Material for this exercise section start

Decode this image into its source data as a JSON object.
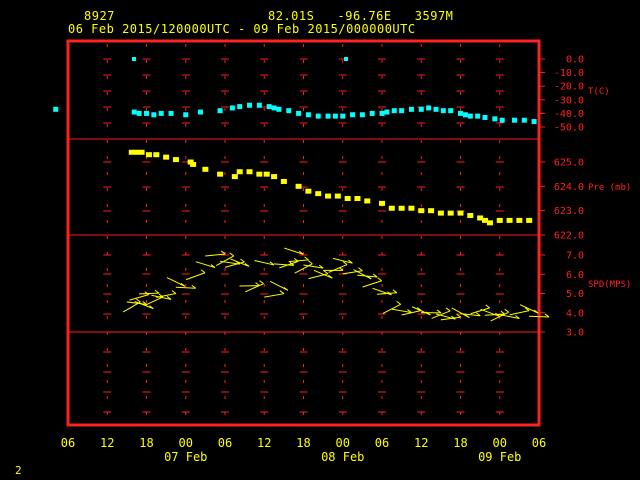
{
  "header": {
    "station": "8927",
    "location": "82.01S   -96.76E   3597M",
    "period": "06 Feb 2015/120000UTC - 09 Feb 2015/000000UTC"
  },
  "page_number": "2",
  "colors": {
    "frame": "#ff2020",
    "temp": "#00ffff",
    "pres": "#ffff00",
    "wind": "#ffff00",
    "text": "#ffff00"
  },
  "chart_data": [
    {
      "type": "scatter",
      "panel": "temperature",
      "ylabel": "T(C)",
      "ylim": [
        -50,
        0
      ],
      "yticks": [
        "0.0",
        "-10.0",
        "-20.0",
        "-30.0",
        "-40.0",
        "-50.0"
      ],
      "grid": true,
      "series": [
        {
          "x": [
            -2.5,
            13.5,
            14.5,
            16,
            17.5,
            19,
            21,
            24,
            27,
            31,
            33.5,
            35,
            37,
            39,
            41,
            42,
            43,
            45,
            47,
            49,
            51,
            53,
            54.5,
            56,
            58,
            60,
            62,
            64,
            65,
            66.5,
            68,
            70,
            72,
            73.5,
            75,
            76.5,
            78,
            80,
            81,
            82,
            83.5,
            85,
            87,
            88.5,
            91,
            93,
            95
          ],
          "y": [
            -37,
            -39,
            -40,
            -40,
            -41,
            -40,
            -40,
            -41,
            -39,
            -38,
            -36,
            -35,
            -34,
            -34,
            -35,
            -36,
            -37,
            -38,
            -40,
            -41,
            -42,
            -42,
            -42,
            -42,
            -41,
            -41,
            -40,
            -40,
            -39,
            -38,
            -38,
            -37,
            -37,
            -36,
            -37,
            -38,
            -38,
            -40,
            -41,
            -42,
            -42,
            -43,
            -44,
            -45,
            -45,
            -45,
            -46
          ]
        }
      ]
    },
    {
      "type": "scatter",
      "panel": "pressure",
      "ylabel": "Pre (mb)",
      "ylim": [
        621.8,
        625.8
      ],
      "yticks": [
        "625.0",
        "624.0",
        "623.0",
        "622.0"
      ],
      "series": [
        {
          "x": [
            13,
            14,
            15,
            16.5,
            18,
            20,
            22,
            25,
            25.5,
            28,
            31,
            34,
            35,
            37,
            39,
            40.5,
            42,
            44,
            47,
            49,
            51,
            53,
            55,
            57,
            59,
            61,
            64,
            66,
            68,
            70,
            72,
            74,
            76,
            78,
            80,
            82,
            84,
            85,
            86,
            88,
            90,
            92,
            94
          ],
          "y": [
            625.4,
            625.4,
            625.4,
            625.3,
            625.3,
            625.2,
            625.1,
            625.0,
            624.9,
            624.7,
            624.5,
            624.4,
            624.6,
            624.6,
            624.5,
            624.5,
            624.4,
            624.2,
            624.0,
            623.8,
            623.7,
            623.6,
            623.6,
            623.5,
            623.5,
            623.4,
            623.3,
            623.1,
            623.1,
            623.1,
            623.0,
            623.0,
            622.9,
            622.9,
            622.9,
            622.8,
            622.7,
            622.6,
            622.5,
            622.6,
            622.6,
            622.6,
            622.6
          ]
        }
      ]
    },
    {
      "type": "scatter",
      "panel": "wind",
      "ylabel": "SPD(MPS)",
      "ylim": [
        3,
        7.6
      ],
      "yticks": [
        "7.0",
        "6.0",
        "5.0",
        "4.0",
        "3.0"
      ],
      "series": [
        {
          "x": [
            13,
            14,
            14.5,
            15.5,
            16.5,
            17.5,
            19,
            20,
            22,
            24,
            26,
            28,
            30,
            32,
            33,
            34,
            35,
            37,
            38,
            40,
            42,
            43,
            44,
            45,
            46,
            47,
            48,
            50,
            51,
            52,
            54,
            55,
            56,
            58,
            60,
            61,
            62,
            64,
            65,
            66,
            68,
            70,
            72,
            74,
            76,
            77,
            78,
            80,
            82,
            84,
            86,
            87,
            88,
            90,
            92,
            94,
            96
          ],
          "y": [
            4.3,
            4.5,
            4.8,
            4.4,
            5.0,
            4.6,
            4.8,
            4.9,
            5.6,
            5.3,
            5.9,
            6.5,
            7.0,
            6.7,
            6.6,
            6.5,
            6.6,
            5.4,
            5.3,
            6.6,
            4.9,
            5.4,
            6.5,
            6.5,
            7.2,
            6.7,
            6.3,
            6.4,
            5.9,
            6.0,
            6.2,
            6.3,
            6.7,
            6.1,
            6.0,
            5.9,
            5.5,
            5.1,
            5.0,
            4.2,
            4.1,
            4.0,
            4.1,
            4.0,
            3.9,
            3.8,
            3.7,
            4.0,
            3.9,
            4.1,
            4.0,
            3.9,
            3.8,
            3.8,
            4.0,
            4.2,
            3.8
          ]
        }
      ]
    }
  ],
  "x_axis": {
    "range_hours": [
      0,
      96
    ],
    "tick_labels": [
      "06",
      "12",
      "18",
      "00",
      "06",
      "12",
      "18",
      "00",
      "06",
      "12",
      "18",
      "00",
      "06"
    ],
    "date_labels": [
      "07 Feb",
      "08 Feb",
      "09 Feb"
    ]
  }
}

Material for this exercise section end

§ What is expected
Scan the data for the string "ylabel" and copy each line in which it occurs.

§ Your solution
      "ylabel": "T(C)",
      "ylabel": "Pre (mb)",
      "ylabel": "SPD(MPS)",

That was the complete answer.